== INSTRUCTIONS TO FOLLOW ==
Below are records; copy every line among them that contains the word "label".

== PROVIDED DATA ==
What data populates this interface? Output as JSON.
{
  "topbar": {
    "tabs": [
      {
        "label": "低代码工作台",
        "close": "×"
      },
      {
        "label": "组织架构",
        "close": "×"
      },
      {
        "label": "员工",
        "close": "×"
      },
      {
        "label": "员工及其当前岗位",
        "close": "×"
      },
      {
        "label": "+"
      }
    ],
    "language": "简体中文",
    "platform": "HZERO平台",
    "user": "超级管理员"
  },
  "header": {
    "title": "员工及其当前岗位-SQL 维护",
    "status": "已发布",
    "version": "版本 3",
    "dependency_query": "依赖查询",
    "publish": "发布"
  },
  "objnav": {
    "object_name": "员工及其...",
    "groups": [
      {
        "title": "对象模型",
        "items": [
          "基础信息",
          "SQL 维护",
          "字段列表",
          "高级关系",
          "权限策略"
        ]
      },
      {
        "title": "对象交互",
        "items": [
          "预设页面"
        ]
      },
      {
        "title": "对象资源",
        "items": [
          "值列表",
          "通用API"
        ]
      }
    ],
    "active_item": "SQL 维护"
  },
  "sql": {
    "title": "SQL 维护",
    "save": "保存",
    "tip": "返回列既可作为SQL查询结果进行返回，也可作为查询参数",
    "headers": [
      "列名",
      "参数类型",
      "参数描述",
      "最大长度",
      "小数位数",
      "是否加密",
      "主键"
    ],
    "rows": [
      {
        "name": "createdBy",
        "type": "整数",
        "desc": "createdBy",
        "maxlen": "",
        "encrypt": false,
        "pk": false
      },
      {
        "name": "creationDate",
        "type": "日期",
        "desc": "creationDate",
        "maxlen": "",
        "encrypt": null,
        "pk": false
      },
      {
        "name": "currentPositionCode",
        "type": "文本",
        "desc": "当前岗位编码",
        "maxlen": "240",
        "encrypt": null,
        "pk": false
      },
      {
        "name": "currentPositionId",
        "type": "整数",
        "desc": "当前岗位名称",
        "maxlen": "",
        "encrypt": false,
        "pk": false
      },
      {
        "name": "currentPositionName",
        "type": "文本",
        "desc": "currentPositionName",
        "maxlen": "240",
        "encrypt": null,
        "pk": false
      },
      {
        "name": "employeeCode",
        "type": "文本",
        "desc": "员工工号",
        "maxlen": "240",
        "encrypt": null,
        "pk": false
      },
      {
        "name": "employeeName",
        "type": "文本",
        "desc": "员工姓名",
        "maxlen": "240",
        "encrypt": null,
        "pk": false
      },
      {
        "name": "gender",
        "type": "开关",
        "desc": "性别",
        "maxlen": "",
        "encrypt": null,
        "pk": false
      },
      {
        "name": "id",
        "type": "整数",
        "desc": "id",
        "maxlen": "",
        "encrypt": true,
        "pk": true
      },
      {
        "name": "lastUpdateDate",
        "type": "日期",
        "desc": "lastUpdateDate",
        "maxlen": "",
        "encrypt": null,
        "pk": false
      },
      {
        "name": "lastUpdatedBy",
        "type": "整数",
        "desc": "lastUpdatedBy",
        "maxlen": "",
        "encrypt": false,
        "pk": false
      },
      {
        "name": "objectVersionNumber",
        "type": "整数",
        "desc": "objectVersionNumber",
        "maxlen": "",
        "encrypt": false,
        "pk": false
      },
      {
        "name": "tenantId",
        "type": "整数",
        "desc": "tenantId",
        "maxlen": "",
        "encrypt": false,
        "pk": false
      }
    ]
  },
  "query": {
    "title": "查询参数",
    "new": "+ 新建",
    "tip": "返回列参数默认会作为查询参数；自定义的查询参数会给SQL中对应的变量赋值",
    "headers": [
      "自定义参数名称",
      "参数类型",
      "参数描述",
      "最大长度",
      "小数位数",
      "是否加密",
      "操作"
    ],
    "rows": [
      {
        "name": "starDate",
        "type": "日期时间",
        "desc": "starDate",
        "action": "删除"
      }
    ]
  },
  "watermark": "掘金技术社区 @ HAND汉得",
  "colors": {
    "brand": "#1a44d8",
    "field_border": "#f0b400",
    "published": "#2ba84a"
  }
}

== TASK RESULT ==
        "label": "低代码工作台",
        "label": "组织架构",
        "label": "员工",
        "label": "员工及其当前岗位",
        "label": "+"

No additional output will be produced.